Trazodone may cause withdrawal symptoms when the dosage decreases or the medication is stopped abruptly. Withdrawal symptoms include anxiety, irritability, agitation, insomnia, and, in some individuals, flu-like symptoms such as nausea and vomiting.
It is important that you do not stop taking trazodone without supervision of your provider.
What is the Role of Trazodone in Addiction Treatment?
Trazodone may be helpful in treating addiction in those with substance use disorders as well as co-occurring mood disorders such as major depressive disorder. Because these mood disorders often lead individuals to abuse substances in the first place, a medication like trazodone can help regulate moods and emotions and help prevent relapse.
Trazodone may also be useful for treating insomnia, which is common in those in recovery.
It is best to use trazodone in conjunction with other treatments, such as behavioral therapies, and support groups rather than depending on medication alone.
Although trazodone is not a controlled substance, it still has abuse potential.
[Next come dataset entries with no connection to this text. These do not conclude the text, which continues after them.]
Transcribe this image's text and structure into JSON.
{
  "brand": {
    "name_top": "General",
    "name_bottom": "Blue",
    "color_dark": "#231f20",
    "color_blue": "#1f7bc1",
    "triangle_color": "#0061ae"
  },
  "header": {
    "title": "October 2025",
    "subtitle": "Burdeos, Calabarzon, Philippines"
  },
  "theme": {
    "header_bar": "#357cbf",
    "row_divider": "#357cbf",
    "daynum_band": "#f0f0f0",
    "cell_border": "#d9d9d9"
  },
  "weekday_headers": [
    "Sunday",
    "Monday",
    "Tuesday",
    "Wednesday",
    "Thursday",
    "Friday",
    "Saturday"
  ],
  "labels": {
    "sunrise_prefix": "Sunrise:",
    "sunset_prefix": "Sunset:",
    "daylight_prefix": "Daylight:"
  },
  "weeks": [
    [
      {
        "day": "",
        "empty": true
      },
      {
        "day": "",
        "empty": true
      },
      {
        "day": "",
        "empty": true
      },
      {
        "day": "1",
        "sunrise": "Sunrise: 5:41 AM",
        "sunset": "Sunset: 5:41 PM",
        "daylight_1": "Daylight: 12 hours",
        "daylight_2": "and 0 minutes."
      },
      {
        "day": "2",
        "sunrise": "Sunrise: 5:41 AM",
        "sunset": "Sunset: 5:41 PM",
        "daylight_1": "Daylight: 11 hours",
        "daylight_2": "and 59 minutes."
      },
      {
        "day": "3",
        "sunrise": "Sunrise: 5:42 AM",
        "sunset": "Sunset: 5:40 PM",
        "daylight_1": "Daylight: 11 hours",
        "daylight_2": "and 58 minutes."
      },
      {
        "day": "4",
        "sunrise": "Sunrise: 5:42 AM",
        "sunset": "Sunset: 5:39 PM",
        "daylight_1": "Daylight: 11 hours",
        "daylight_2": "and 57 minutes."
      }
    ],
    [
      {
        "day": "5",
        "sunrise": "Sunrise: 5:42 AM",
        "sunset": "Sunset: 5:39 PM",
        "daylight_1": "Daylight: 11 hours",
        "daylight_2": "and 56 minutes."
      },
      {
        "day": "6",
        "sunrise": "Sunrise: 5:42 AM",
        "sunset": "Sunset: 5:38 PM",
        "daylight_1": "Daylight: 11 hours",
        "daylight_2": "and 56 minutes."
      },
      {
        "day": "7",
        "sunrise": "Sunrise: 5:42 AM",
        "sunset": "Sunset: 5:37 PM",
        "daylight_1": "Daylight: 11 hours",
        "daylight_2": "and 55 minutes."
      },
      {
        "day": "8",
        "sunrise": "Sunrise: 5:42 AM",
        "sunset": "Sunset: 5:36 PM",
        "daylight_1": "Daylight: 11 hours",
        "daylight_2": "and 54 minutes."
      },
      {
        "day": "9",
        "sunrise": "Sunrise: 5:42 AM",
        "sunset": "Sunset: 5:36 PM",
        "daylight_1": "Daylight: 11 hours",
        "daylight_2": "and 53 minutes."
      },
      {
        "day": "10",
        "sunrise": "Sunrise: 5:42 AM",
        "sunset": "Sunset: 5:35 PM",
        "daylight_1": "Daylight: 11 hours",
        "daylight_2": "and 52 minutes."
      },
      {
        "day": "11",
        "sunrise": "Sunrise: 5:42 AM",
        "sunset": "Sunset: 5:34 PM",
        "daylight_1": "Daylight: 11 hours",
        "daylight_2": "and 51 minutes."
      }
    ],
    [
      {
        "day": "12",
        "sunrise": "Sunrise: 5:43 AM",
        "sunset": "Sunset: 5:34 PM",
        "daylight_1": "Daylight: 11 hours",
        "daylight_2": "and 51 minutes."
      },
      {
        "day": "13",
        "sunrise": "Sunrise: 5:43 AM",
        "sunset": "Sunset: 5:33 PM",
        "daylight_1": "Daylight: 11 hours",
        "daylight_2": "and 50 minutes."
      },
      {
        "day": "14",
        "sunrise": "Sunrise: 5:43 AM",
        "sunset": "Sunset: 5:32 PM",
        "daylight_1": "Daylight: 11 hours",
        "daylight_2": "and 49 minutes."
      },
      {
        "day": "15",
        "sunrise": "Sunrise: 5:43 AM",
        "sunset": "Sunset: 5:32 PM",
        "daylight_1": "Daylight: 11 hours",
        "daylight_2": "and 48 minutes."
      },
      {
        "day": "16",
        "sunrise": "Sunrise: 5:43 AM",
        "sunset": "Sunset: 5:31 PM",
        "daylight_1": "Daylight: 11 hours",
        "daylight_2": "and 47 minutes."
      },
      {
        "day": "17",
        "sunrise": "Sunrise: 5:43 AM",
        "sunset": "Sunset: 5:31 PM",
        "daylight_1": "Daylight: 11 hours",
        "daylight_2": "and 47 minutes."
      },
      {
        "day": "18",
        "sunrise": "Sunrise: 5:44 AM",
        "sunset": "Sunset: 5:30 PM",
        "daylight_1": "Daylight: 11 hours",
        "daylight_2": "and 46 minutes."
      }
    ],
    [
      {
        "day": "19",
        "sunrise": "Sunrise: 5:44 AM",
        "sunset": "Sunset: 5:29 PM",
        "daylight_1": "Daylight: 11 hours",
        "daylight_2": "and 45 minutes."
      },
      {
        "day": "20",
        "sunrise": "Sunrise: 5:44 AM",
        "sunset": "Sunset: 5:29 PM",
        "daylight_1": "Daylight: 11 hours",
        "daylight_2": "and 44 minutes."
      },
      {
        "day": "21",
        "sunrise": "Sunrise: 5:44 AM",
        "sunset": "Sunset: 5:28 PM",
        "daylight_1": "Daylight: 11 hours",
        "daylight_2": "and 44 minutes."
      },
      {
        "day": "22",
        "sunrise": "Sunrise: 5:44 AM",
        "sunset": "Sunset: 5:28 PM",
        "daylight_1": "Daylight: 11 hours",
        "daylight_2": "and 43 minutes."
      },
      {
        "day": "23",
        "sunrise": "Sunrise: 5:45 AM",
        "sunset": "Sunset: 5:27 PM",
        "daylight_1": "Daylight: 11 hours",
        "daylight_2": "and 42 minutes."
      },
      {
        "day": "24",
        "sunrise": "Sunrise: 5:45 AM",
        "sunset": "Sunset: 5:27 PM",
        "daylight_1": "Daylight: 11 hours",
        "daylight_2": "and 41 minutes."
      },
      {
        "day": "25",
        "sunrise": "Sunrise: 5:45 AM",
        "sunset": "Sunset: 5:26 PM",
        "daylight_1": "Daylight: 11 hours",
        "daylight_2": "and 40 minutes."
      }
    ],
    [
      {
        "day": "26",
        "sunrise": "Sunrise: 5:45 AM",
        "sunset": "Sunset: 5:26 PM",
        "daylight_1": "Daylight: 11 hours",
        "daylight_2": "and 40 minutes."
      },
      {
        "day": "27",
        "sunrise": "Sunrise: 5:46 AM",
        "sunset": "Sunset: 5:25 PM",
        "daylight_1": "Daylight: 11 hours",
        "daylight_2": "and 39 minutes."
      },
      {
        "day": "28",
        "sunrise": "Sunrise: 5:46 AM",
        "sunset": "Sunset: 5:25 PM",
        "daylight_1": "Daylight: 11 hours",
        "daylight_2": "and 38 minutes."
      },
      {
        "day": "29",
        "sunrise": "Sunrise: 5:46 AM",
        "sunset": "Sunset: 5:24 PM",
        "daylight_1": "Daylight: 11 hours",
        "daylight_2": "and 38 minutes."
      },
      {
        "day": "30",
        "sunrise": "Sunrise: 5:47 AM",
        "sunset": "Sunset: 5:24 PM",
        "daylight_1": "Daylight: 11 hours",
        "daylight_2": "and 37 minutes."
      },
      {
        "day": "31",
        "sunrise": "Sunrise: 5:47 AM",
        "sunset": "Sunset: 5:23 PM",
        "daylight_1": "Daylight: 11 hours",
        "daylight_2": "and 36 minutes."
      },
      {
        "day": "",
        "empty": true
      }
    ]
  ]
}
It is important for those in treatment to communicate with their providers if the use of the medication is becoming problematic.
Frequently Asked Questions About Trazodone
As a rehab center, we are often asked whether or not trazodone is a controlled substance, as well as other questions related to the medication and its uses. We’ve answered some of your most common questions here.
Antidepressants are all designed to alleviate the symptoms of depression, but each type of antidepressant works differently.
Trazodone is what is referred to as an “atypical antidepressant.” This means that it works differently from other types of antidepressants such as selective serotonin reuptake inhibitors (SSRIs) and serotonin-norepinephrine reuptake inhibitors (SNRIs).
SSRIs and SNRIs target serotonin in the brain, whereas Trazodone affects both serotonin and norepinephrine levels, as well as has sedative properties.
Those with insomnia may start experiencing the effects of Trazodone within a few days, while those taking the medication for depression may not see effects for several weeks.
Everyone responds to medications differently. If you are not experiencing the effects of trazodone and you have been taking the medication as prescribed for more than six weeks, speak with your healthcare provider.
If you miss a dose, take it as soon as you remember. However, if you remember close to the time of your next dose, do not double dose.
Trazodone may cause adverse effects as it may interact with other medications. Medications that may interact with trazodone include other antidepressants, sedatives, and medications that affect the liver, as trazodone has been linked to liver toxicity.
Discuss all medications and supplements you are taking with your healthcare provider before starting Trazodone.
Avoid drinking alcohol if you are taking Trazodone. These two substances can exacerbate the effects of the other, increasing the risk of impaired coordination, extreme drowsiness, dizziness, and liver injury.
 Khouzam H. R. (2017). A review of trazodone use in psychiatric and medical conditions. Postgraduate medicine. Retrieved April 9, 2023 from https://pubmed.ncbi.nlm.nih.gov/27744763/
 Department of Justice. (n.d.). Controlled Substances in Alphabetical Order. US Department of Justice. Retrieved April 9, 2023 from https://www.deadiversion.usdoj.gov/schedules/orangebook/c_cs_alpha.pdf
 National Institute of Diabetes and Digestive and Kidney Diseases. (2012-). Trazodone. In LiverTox: Clinical and Research Information on Drug-Induced Liver Injury. Bethesda, MD. Retrieved April 9, 2023, from https://www.ncbi.nlm.nih.gov/books/NBK548557/